Premier Kristina Keneally of the New South Wales government in Australia recently lauded SIBs as a way of “unlocking funds to tackle social issues” through community, financial, and government sectors. And SIBs could spread outside charitable giving and entrepreneurial foundations. Last month, the Financial Times reported that JPMorgan Chase and Deutsche Bank, among others, are exploring the use of SIBs, believing that they could become a “tradeable asset class.”
The best candidates for SIBs are programs most endangered in tough times because they are high-priced. Therapeutic foster care—on Virginia’s chopping block—is a perfect example. The Centers for Disease Control and Prevention endorses the program—which teaches foster parents how to help youth with a history of antisocial behavior—as effective despite the high cost (several thousand dollars per youth), and the Washington State Institute of Public Policy (WSIPP) found that the program can yield tens of thousands of dollars in long-term benefits to the youth and their communities.
If Virginia doesn’t have the money right now, instead of cutting the program by $7.5 million, it could solicit the same amount from private investors to fund a social investment bond. The SIB would incorporate a target goal for effectiveness, perhaps based on WSIPP estimates that therapeutic foster care reduces new offending by 37 percent. Once the goal is reached, the bond would pay back investors their original investment plus a healthy profit but also save government millions, according to WSIPP.
State and local governments across the United States are wrestling with the worst fiscal crisis in nearly a century. As revenues decline and obligations mount, city and state officials face a double whammy: just when social programs are needed most, operating funds are scarcest.

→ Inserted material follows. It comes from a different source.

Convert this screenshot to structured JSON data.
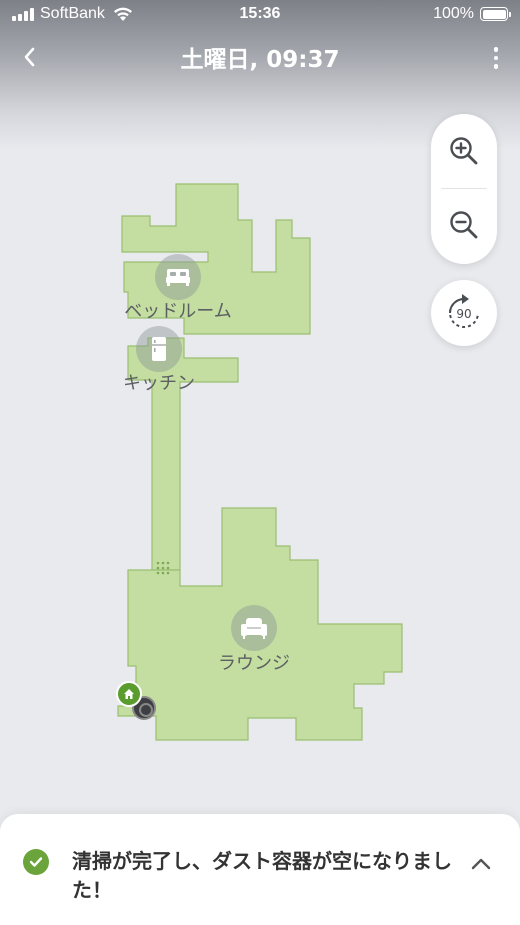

Safety (in this case) and the public good (more generally) dictate continued funding for effective programs with long-term benefits, but recession politics naturally breeds short-term thinking. Stimulating private investment in cost-effective social programs could make long-term thinking more profitable and make entire communities better off even in these tough economic times.
John Roman directs the District of Columbia Crime Policy Institute at the Urban Institute. Jeffrey Butts is executive director of the Research and Evaluation Center at John Jay College of Criminal Justice in New York City.